According to the U.S. Census Bureau, about 11 percent of the population moves residences every year. Approximately 37 million people change their homes, and employment is the main reason. For many people, this change is relatively straightforward. For those who have a custody agreement for minor children with either an ex-spouse or former partner, however, the process can be a challenge. Florida law states specific rules about where the other parent may move with children after a divorce or separation, and a parent may be required to obtain the approval of the court before heading out of town.
Local Moves Are Typically Permitted Without Approval
Simply moving houses in the same area is typically not a problem. Ex-spouses/partners are free to move where they choose as long as the child remains near the other parent. No permission from the court is necessary for this type of move. Florida law does, however, place restrictions on moving a child more than 50 miles from the other parent.
A Move Over 50 Miles Does Require Legal Action
So, you've been offered an exciting promotion and pay raise, or you want to move closer to an ailing family member. If you are co-parenting with a former spouse, the process may not be as simple as you hope. Florida law states that a parent cannot move more than 50 miles away from the other parent without his or her consent. If the other parent agrees to the move, the matter can be settled rather quickly. The details of the relocation and your custody agreement would be put into writing and submitted to the court.
If, however, the other parent does not consent to the move, you may have to take him or her to court. Once a petition to relocate is filed, the other parent has 30 days to respond. During that 30 days, you may not move. However, the law allows for an expedited hearing within 90 days of the close of pleadings (the parent's petition and the other parent's objection to the petition).
Factors That Contribute to the Approval of a Relocation in Florida

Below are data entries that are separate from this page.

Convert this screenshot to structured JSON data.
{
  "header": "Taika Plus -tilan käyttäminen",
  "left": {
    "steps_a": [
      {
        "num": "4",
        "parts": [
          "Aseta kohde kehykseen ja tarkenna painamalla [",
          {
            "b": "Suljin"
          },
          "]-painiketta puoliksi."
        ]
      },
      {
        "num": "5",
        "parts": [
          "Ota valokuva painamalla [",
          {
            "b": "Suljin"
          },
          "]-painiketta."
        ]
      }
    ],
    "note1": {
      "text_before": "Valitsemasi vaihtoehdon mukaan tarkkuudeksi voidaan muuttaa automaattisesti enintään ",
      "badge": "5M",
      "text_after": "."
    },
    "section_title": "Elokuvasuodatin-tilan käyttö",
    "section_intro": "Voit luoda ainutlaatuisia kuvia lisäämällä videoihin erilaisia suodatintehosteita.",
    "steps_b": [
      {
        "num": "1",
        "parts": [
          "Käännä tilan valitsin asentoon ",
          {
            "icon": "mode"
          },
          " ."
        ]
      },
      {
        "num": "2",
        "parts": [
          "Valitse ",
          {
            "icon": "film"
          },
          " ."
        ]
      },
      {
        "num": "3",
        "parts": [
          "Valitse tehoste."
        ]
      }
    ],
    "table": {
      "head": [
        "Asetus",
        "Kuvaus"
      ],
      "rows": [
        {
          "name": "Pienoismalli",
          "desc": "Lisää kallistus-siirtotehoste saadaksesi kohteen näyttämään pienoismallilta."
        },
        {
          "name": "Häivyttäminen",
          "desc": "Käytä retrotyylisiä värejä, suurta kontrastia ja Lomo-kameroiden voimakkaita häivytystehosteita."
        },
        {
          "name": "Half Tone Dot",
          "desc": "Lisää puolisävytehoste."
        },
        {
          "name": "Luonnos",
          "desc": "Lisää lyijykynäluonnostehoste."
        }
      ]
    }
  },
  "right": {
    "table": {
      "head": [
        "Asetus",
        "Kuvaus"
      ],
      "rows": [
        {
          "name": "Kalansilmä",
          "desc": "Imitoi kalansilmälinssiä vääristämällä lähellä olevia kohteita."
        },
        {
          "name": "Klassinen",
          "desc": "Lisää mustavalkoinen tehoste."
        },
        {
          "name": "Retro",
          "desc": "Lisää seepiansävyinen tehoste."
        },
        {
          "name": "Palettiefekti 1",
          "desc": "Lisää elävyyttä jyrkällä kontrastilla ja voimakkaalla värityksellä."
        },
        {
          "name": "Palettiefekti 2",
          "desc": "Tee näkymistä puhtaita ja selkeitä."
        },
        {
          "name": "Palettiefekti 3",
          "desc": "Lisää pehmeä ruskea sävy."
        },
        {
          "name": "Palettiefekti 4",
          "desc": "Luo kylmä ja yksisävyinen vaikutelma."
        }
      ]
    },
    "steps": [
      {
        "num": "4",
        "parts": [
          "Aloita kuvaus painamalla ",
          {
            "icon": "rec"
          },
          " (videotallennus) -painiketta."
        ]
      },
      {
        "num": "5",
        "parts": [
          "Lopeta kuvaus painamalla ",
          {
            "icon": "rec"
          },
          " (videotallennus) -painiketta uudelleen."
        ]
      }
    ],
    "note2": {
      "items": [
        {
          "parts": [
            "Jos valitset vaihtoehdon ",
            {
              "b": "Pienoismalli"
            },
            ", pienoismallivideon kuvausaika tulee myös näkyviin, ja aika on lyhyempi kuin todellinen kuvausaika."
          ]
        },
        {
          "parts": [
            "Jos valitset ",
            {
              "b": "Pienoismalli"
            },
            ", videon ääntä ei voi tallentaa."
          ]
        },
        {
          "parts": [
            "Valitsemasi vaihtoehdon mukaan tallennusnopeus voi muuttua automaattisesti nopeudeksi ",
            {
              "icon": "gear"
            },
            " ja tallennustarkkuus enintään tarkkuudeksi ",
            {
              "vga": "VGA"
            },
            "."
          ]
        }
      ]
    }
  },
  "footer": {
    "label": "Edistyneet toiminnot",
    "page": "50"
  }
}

The Florida courts do not lean one way or the other in determining where a child should live. Every case is different and the main goal of the courts is to act in the best interest of the child or children. Typically, the decision will be based on a number of factors, including:
- Involvement in the child's life.
- Timeliness of support payments.
- Reason for relocation.
- The child's preference (if the child is old enough to offer one).
The law seeks to help maintain a child's relationship with non-relocating parents as much as possible, so it is important to be prepared for your hearing. It is best to have a specific plan and to offer compelling reasons as to why and how a move would benefit your child.
If you are sharing custody of your child or children with an ex-spouse and one of you is considering a distant relocation, as an experienced and dedicated family lawyer, I will help protect your rights and your relationship with your child. Call me today for a free, no-obligation consultation to discuss your unique case.